British historian Moorhouse (Killing Hitler: The Plots, The Assassins, and the Dictator Who Cheated Death, 2006, etc.) begins with a vivid description of Berlin in April 1939, as the city celebrated Hitler’s 50th birthday, a massive, elaborately choreographed festivity featuring a five-hour military parade during which Hitler mostly remained standing. The author then jumps ahead to Germany’s invasion of Poland, an announcement greeted with no enthusiasm whatsoever from Berliners who remembered the terrible privations of 1914–’18. Using interviews, letters, journals, memoirs and archives, the author provides an absorbing account of daily life, as Berliners were less concerned about the Reich’s glories than the fate of their men at the front and preoccupied by shortages of fuel, food and clothes. Bombing raids began in 1940, producing little damage but serious morale problems as working Berliners complained bitterly of sleepless nights in bomb shelters. They paid little attention to nearly 500,000 foreign laborers who worked under conditions varying from tolerable to those of concentration-camp inmates (who also worked in the city). A few showed concern for the Jews, but readers will squirm as Moorhouse recounts how they were harassed, starved, robbed, ejected from their apartments and finally marched off to be killed. Other disturbing chapters recount the story of Berlin’s anti-Nazi opposition (generally disastrous), the trials of Jews who tried to escape deportation by going underground (some succeeded) and the increasing deterioration of city life after 1943 as bombing intensified.

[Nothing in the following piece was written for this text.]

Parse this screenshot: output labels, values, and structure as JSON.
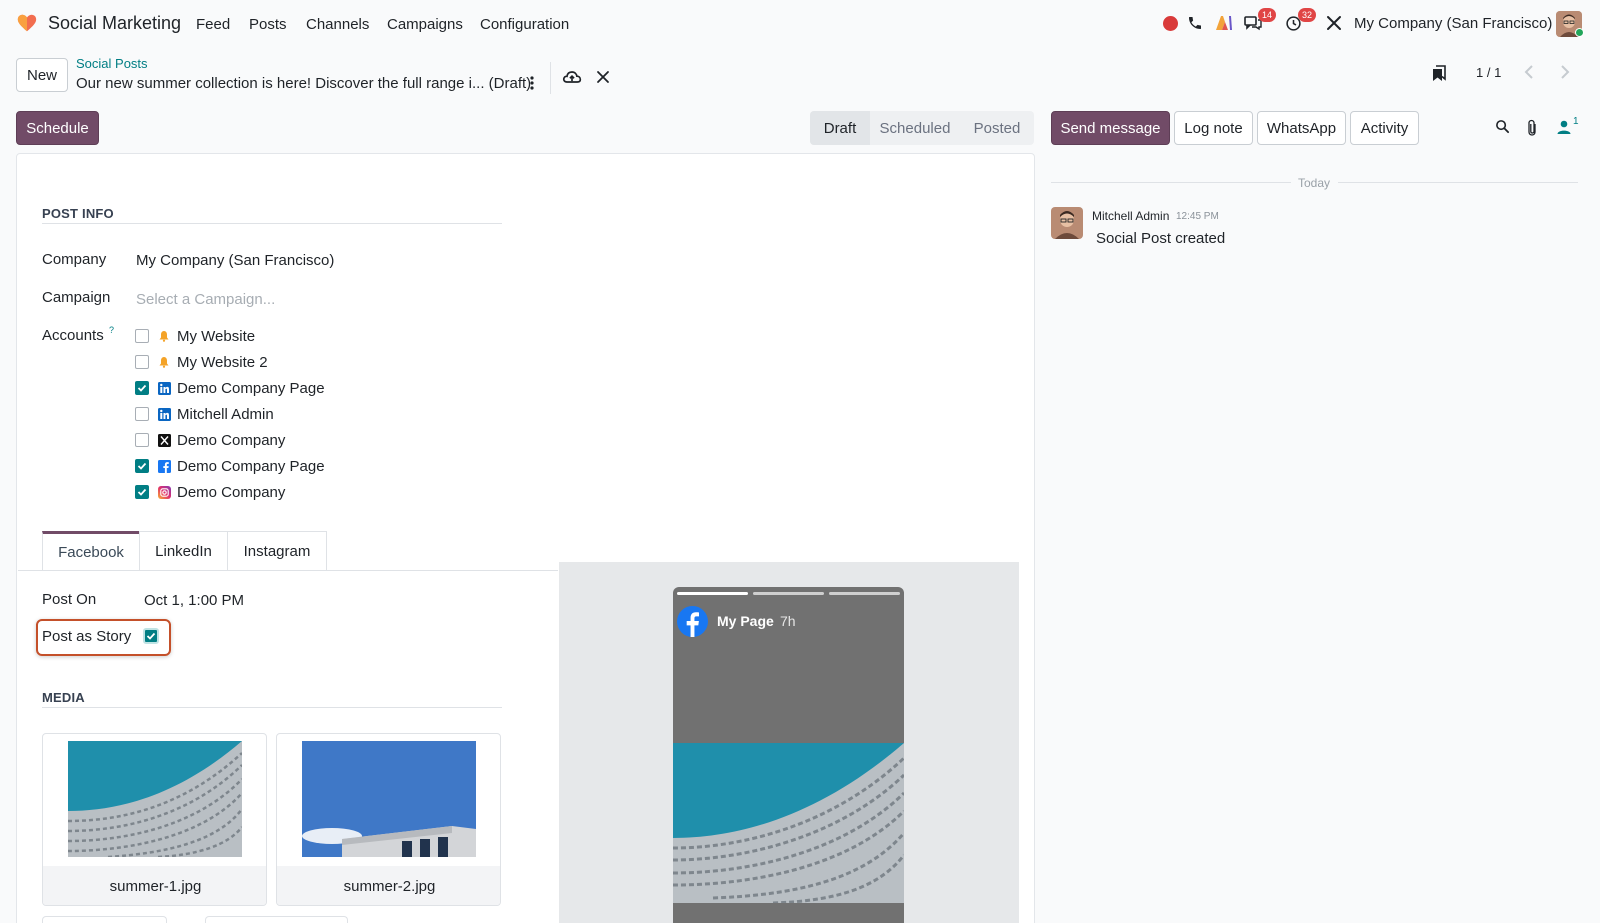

An august contribution to the city-during-a-war genre, worthy to sit alongside such classics as Margaret Leech’s Reveille in Washington (1941) and Ernest Furgurson’s Ashes of Glory (1996).